a. Objects will fall straight down when dropped. b. Normal forces from the surface to the feet would feel similar to walking under regular gravity. c. A passenger's head towards the center would feel less acceleration than their feet, leading to potentially disorienting sensations.
Work Step by Step
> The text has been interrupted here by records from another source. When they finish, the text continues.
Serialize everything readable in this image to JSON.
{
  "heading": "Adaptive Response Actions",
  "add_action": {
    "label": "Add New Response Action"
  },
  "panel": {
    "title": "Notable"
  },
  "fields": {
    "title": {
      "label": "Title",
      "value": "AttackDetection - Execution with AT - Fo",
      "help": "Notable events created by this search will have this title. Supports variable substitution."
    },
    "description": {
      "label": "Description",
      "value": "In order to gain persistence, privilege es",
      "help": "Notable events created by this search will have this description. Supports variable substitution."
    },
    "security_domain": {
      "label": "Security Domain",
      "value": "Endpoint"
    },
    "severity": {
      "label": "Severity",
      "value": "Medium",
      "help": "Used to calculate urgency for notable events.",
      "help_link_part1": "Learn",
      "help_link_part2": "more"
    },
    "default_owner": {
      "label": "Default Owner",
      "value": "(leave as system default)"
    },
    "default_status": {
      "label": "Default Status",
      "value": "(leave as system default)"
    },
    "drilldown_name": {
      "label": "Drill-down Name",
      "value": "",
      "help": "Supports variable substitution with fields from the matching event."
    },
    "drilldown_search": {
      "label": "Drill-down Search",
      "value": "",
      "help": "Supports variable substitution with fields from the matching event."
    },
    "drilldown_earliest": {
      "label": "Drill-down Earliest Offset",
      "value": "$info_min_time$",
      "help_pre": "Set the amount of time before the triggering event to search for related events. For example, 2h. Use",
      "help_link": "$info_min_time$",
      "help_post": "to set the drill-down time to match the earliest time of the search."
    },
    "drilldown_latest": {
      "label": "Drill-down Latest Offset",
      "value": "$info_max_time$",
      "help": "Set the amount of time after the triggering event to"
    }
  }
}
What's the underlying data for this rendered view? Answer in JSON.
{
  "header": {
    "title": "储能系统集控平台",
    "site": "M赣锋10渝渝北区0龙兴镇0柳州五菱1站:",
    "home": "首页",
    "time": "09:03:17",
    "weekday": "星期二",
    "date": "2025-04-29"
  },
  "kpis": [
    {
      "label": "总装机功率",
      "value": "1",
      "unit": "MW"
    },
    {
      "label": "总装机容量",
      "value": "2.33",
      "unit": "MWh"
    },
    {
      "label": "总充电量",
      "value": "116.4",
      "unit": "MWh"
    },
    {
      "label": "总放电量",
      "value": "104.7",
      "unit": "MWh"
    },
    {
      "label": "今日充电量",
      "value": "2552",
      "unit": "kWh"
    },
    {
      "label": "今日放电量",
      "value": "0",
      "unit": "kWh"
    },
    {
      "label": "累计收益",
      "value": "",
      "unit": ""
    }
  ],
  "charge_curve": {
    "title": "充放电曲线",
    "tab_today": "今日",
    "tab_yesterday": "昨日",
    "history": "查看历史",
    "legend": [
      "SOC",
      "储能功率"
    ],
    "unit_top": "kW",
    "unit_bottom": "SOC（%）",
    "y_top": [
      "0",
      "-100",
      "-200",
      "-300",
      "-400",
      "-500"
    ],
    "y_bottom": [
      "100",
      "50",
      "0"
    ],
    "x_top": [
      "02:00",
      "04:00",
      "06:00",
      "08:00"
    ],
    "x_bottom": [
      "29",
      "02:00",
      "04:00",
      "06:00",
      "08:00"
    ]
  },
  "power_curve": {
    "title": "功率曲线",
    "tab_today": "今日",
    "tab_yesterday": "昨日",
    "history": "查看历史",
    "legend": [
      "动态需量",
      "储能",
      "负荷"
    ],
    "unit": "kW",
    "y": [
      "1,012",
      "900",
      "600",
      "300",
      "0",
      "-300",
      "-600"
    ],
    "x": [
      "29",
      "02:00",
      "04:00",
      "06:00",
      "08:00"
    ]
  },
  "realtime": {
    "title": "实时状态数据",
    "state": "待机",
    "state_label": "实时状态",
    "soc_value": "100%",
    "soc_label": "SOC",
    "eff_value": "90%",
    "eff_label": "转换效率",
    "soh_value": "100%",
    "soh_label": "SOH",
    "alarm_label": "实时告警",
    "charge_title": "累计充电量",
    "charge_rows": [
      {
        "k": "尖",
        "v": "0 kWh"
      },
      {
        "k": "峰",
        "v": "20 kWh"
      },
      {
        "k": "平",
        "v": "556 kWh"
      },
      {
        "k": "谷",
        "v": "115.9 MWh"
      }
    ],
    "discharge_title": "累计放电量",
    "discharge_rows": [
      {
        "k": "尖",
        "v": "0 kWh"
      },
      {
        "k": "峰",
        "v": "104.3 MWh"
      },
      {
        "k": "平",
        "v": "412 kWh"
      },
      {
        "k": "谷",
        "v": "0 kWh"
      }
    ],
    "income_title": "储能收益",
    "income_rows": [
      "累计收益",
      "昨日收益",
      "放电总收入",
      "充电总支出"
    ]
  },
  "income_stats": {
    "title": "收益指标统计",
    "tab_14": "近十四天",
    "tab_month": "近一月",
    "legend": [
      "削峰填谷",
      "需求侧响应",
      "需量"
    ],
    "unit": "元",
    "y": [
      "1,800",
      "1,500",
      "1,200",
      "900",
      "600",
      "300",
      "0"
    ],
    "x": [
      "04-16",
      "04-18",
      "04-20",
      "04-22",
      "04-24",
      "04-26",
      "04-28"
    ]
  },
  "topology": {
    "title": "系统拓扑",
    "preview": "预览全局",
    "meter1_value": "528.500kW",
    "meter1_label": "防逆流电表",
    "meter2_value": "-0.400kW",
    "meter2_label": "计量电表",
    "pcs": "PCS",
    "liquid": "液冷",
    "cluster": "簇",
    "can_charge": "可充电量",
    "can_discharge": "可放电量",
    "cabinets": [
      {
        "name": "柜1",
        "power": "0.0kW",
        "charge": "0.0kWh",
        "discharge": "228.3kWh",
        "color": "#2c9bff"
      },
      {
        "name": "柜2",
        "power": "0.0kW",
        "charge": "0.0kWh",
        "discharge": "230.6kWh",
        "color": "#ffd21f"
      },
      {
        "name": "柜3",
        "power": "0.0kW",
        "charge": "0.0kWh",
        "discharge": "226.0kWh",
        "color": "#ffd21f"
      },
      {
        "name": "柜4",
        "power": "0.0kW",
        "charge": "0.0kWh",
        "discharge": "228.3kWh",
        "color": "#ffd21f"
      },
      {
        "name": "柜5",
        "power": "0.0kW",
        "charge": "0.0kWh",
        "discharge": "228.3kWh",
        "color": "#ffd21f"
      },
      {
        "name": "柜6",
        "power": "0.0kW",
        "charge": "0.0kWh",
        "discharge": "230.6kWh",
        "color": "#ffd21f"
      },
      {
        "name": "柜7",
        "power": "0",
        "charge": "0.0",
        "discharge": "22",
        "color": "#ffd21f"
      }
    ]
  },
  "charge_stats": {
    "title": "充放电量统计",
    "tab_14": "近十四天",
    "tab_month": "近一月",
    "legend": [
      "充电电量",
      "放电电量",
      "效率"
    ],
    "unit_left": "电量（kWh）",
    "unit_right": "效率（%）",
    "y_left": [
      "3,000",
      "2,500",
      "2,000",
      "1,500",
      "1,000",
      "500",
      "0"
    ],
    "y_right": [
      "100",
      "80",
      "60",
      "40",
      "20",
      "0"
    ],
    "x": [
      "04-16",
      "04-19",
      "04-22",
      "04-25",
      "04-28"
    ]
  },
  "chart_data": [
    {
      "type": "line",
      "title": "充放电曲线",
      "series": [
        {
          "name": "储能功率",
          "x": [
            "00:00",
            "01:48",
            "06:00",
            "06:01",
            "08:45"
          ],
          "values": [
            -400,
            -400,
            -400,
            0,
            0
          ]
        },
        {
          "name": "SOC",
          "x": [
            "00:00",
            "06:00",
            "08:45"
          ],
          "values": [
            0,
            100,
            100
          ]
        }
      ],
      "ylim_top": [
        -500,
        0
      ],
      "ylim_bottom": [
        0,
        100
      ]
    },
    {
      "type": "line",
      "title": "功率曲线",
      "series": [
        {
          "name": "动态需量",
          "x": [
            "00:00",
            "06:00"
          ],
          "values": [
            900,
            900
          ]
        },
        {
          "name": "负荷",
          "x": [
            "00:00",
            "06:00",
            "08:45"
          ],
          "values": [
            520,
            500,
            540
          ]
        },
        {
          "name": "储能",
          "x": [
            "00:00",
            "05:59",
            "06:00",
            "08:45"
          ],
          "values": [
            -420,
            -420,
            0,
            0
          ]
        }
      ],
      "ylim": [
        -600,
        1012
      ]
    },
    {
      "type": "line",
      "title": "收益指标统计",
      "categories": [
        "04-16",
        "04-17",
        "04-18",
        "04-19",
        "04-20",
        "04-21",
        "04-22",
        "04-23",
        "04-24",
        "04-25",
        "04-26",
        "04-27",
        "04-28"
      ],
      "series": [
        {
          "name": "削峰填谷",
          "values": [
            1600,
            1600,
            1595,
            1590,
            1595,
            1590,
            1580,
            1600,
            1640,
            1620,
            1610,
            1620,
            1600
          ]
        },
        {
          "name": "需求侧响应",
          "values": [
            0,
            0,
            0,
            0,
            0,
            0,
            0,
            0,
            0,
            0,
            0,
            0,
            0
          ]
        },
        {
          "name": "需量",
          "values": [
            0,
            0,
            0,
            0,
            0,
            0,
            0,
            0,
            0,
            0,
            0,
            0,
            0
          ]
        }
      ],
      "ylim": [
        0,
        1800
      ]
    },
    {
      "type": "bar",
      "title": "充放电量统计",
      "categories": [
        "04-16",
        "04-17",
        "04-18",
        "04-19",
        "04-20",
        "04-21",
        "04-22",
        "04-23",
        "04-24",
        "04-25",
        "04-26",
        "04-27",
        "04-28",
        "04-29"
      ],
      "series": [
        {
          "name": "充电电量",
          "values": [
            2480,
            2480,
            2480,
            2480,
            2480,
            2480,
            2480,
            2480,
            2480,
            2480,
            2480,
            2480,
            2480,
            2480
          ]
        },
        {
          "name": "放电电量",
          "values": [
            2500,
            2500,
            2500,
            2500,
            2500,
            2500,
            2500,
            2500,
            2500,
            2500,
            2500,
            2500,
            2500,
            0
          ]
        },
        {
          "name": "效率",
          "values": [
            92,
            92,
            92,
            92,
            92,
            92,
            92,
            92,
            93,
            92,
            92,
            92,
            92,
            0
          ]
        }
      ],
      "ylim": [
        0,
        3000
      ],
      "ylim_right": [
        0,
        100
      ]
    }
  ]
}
For objects touching the inner surface of the cylinder, the normal force pushing inward provides a centripetal force. This normal force feels like the normal force from the ground when we are on Earth. a. A released object will continue to move in a straight line at constant speed. As seen by astronauts, it falls toward the shell/floor in a curved path. b. The magnitude of the normal force on the astronaut’s feet will depend on the radius and spinning speed of the cylinder, and this can be varied. This is the principle behind centrifuges. c. The small cylinder means that the astronaut's head and feet will be moving in arcs of different radii, so there will be a difference in the simulated gravity at the head compared to at the toes. This could cause motion sickness. Astronauts would also initially be very bad at catching dropped objects, or playing catch, because of the apparent variation of gravity with height.